- [Task details]: You are asked to filter the data below and copy every line holding "Burger".

- [Interface dataset entries]:
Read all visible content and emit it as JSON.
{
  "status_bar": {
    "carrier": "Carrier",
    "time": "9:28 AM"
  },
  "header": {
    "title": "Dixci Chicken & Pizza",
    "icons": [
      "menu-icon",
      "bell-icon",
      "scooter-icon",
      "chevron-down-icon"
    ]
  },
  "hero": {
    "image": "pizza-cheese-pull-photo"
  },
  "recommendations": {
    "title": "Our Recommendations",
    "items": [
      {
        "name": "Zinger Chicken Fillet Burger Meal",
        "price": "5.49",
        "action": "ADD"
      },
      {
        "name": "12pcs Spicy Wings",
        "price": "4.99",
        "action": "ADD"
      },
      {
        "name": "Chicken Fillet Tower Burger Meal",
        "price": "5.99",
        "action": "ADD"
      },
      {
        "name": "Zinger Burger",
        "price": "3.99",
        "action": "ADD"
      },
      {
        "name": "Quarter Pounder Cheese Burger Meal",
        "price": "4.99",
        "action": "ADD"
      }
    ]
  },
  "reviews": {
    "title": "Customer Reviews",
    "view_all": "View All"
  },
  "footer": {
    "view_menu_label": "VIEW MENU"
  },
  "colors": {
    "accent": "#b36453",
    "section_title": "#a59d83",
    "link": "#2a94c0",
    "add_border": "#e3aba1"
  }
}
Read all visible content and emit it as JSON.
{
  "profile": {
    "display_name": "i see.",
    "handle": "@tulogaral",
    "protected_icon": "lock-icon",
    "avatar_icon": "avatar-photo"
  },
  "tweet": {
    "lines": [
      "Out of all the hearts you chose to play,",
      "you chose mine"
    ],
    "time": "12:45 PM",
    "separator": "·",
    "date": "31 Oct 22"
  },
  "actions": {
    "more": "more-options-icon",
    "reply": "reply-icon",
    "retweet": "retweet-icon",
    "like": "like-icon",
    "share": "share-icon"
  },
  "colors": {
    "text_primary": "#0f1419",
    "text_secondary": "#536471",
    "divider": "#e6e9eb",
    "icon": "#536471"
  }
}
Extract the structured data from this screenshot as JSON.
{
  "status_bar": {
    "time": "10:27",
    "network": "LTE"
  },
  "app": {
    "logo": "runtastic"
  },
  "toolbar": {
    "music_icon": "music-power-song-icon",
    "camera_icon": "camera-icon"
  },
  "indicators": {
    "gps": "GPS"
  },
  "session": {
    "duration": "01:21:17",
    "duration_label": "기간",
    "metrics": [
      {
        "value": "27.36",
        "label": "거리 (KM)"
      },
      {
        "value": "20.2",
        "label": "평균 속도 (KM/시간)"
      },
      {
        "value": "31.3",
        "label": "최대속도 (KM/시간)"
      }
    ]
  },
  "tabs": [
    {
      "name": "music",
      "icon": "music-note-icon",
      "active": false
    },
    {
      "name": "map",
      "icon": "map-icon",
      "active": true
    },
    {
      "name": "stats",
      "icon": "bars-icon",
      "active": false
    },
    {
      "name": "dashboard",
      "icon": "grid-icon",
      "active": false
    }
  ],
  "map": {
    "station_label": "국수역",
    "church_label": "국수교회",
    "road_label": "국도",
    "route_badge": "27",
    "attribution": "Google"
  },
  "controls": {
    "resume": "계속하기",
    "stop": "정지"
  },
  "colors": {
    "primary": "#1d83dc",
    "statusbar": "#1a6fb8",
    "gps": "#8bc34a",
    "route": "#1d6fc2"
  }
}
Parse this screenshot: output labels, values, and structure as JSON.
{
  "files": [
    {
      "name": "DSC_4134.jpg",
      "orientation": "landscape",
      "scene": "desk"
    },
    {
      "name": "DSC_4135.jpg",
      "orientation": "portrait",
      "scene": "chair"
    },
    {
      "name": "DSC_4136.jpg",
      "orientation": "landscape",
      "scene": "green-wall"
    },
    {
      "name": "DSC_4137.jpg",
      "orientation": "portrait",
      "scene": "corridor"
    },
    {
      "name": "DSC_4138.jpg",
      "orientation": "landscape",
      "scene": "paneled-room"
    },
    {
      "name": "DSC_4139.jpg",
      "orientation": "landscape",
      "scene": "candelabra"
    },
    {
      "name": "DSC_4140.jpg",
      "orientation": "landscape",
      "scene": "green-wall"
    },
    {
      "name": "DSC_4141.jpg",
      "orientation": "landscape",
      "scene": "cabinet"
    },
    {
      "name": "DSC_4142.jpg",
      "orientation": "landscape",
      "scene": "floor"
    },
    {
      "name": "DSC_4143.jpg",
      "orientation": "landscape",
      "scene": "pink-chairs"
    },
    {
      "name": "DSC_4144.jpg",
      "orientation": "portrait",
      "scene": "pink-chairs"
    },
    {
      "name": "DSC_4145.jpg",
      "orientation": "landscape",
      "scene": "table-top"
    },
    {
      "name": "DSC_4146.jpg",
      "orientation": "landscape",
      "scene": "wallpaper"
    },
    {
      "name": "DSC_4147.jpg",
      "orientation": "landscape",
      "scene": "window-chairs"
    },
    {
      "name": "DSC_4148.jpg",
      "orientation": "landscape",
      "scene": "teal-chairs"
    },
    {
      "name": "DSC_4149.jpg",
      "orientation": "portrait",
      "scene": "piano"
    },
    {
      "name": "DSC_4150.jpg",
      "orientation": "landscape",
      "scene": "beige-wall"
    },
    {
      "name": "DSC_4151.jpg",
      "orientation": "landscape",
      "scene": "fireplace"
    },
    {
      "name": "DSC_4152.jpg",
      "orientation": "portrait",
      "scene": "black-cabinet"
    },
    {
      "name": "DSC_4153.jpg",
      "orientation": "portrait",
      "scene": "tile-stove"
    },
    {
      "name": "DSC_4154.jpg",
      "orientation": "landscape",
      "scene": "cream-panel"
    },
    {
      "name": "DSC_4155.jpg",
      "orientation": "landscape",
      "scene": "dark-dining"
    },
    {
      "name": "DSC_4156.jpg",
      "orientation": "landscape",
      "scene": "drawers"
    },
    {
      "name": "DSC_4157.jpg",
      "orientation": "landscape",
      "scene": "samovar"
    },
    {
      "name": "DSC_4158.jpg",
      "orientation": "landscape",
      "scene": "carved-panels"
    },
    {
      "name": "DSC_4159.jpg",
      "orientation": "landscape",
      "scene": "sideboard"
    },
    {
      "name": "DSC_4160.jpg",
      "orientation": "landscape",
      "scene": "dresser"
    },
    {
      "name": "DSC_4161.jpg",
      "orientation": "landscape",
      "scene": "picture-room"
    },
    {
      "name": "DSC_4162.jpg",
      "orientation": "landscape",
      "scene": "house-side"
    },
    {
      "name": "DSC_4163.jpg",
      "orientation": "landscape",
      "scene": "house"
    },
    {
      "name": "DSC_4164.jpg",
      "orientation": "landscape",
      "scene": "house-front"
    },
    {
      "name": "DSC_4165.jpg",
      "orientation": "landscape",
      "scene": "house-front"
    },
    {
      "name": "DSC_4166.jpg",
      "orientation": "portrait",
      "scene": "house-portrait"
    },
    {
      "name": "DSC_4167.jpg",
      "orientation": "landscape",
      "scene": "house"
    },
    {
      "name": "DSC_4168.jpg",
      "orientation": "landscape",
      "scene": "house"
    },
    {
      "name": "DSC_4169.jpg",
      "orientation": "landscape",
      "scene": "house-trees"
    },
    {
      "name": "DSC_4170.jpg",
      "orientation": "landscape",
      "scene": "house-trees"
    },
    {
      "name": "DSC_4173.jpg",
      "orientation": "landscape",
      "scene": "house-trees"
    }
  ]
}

- [Response for this exercise]:
        "name": "Zinger Chicken Fillet Burger Meal",
        "name": "Chicken Fillet Tower Burger Meal",
        "name": "Zinger Burger",
        "name": "Quarter Pounder Cheese Burger Meal",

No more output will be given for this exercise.